• Task statement
Each entry has to be printed again exactly.

• Data in this exercise
--- START ---

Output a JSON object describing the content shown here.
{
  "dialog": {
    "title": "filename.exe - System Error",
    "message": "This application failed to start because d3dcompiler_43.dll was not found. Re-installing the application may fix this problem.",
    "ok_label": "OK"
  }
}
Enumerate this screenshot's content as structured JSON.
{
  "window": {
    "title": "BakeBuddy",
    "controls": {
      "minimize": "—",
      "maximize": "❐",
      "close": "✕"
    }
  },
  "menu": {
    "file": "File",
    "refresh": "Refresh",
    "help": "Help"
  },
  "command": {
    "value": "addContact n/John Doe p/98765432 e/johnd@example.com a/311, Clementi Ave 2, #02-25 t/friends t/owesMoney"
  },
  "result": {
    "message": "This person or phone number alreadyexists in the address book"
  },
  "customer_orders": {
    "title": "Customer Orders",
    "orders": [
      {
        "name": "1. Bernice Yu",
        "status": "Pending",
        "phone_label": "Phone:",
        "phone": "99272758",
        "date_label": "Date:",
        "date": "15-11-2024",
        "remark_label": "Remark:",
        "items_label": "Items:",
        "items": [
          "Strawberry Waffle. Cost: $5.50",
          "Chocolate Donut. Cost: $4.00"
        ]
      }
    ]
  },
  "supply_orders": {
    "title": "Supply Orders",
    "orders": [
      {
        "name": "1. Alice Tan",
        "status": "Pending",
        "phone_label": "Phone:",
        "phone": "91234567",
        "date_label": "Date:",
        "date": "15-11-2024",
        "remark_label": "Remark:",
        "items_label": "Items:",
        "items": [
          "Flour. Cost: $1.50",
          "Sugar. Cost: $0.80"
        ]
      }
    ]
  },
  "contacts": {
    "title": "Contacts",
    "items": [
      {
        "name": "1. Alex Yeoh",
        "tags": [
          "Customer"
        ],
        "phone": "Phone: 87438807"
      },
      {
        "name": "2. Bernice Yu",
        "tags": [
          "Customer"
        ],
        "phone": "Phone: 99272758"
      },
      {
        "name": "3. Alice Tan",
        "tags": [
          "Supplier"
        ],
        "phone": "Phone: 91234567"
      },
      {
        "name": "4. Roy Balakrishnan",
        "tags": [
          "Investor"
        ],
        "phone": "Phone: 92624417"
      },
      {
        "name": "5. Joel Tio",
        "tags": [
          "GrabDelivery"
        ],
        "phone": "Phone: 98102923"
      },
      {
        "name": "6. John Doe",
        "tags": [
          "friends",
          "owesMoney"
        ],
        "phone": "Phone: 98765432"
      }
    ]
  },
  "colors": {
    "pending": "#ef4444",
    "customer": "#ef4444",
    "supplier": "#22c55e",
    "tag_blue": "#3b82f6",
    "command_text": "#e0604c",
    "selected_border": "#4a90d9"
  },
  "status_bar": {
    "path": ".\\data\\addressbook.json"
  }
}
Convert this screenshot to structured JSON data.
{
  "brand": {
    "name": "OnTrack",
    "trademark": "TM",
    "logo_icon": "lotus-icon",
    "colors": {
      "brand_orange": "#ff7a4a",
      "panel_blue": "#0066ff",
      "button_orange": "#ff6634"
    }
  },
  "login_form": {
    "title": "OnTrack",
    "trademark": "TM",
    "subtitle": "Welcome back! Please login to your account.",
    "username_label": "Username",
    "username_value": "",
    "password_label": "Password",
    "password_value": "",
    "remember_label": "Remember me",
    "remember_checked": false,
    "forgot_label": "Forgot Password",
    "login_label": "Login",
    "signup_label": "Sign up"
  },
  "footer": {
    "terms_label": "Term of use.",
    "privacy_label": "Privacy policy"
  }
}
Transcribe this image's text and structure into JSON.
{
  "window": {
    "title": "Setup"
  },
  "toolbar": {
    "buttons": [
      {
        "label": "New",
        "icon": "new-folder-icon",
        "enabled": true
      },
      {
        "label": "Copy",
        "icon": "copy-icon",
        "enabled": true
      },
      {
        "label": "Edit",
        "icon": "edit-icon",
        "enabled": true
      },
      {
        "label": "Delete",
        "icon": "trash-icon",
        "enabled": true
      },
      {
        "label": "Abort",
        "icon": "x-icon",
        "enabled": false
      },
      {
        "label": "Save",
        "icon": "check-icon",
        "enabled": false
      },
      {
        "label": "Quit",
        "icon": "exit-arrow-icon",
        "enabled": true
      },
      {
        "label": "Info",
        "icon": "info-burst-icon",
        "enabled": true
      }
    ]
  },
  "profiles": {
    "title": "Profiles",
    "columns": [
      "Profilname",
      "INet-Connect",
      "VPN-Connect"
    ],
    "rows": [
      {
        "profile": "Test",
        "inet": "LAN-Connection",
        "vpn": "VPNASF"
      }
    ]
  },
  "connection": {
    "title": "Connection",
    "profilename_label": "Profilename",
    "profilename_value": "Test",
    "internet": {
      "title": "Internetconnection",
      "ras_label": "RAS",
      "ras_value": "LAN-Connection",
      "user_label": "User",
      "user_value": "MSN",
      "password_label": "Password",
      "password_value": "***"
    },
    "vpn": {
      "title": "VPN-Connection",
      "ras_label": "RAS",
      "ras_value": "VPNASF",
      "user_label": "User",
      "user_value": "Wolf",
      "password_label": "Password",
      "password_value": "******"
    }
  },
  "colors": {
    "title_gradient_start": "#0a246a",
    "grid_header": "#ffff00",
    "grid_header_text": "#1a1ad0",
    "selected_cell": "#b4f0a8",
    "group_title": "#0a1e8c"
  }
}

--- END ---

• Response to this exercise
Output a JSON object describing the content shown here.
{
  "dialog": {
    "title": "filename.exe - System Error",
    "message": "This application failed to start because d3dcompiler_43.dll was not found. Re-installing the application may fix this problem.",
    "ok_label": "OK"
  }
}
Enumerate this screenshot's content as structured JSON.
{
  "window": {
    "title": "BakeBuddy",
    "controls": {
      "minimize": "—",
      "maximize": "❐",
      "close": "✕"
    }
  },
  "menu": {
    "file": "File",
    "refresh": "Refresh",
    "help": "Help"
  },
  "command": {
    "value": "addContact n/John Doe p/98765432 e/johnd@example.com a/311, Clementi Ave 2, #02-25 t/friends t/owesMoney"
  },
  "result": {
    "message": "This person or phone number alreadyexists in the address book"
  },
  "customer_orders": {
    "title": "Customer Orders",
    "orders": [
      {
        "name": "1. Bernice Yu",
        "status": "Pending",
        "phone_label": "Phone:",
        "phone": "99272758",
        "date_label": "Date:",
        "date": "15-11-2024",
        "remark_label": "Remark:",
        "items_label": "Items:",
        "items": [
          "Strawberry Waffle. Cost: $5.50",
          "Chocolate Donut. Cost: $4.00"
        ]
      }
    ]
  },
  "supply_orders": {
    "title": "Supply Orders",
    "orders": [
      {
        "name": "1. Alice Tan",
        "status": "Pending",
        "phone_label": "Phone:",
        "phone": "91234567",
        "date_label": "Date:",
        "date": "15-11-2024",
        "remark_label": "Remark:",
        "items_label": "Items:",
        "items": [
          "Flour. Cost: $1.50",
          "Sugar. Cost: $0.80"
        ]
      }
    ]
  },
  "contacts": {
    "title": "Contacts",
    "items": [
      {
        "name": "1. Alex Yeoh",
        "tags": [
          "Customer"
        ],
        "phone": "Phone: 87438807"
      },
      {
        "name": "2. Bernice Yu",
        "tags": [
          "Customer"
        ],
        "phone": "Phone: 99272758"
      },
      {
        "name": "3. Alice Tan",
        "tags": [
          "Supplier"
        ],
        "phone": "Phone: 91234567"
      },
      {
        "name": "4. Roy Balakrishnan",
        "tags": [
          "Investor"
        ],
        "phone": "Phone: 92624417"
      },
      {
        "name": "5. Joel Tio",
        "tags": [
          "GrabDelivery"
        ],
        "phone": "Phone: 98102923"
      },
      {
        "name": "6. John Doe",
        "tags": [
          "friends",
          "owesMoney"
        ],
        "phone": "Phone: 98765432"
      }
    ]
  },
  "colors": {
    "pending": "#ef4444",
    "customer": "#ef4444",
    "supplier": "#22c55e",
    "tag_blue": "#3b82f6",
    "command_text": "#e0604c",
    "selected_border": "#4a90d9"
  },
  "status_bar": {
    "path": ".\\data\\addressbook.json"
  }
}
Convert this screenshot to structured JSON data.
{
  "brand": {
    "name": "OnTrack",
    "trademark": "TM",
    "logo_icon": "lotus-icon",
    "colors": {
      "brand_orange": "#ff7a4a",
      "panel_blue": "#0066ff",
      "button_orange": "#ff6634"
    }
  },
  "login_form": {
    "title": "OnTrack",
    "trademark": "TM",
    "subtitle": "Welcome back! Please login to your account.",
    "username_label": "Username",
    "username_value": "",
    "password_label": "Password",
    "password_value": "",
    "remember_label": "Remember me",
    "remember_checked": false,
    "forgot_label": "Forgot Password",
    "login_label": "Login",
    "signup_label": "Sign up"
  },
  "footer": {
    "terms_label": "Term of use.",
    "privacy_label": "Privacy policy"
  }
}
Transcribe this image's text and structure into JSON.
{
  "window": {
    "title": "Setup"
  },
  "toolbar": {
    "buttons": [
      {
        "label": "New",
        "icon": "new-folder-icon",
        "enabled": true
      },
      {
        "label": "Copy",
        "icon": "copy-icon",
        "enabled": true
      },
      {
        "label": "Edit",
        "icon": "edit-icon",
        "enabled": true
      },
      {
        "label": "Delete",
        "icon": "trash-icon",
        "enabled": true
      },
      {
        "label": "Abort",
        "icon": "x-icon",
        "enabled": false
      },
      {
        "label": "Save",
        "icon": "check-icon",
        "enabled": false
      },
      {
        "label": "Quit",
        "icon": "exit-arrow-icon",
        "enabled": true
      },
      {
        "label": "Info",
        "icon": "info-burst-icon",
        "enabled": true
      }
    ]
  },
  "profiles": {
    "title": "Profiles",
    "columns": [
      "Profilname",
      "INet-Connect",
      "VPN-Connect"
    ],
    "rows": [
      {
        "profile": "Test",
        "inet": "LAN-Connection",
        "vpn": "VPNASF"
      }
    ]
  },
  "connection": {
    "title": "Connection",
    "profilename_label": "Profilename",
    "profilename_value": "Test",
    "internet": {
      "title": "Internetconnection",
      "ras_label": "RAS",
      "ras_value": "LAN-Connection",
      "user_label": "User",
      "user_value": "MSN",
      "password_label": "Password",
      "password_value": "***"
    },
    "vpn": {
      "title": "VPN-Connection",
      "ras_label": "RAS",
      "ras_value": "VPNASF",
      "user_label": "User",
      "user_value": "Wolf",
      "password_label": "Password",
      "password_value": "******"
    }
  },
  "colors": {
    "title_gradient_start": "#0a246a",
    "grid_header": "#ffff00",
    "grid_header_text": "#1a1ad0",
    "selected_cell": "#b4f0a8",
    "group_title": "#0a1e8c"
  }
}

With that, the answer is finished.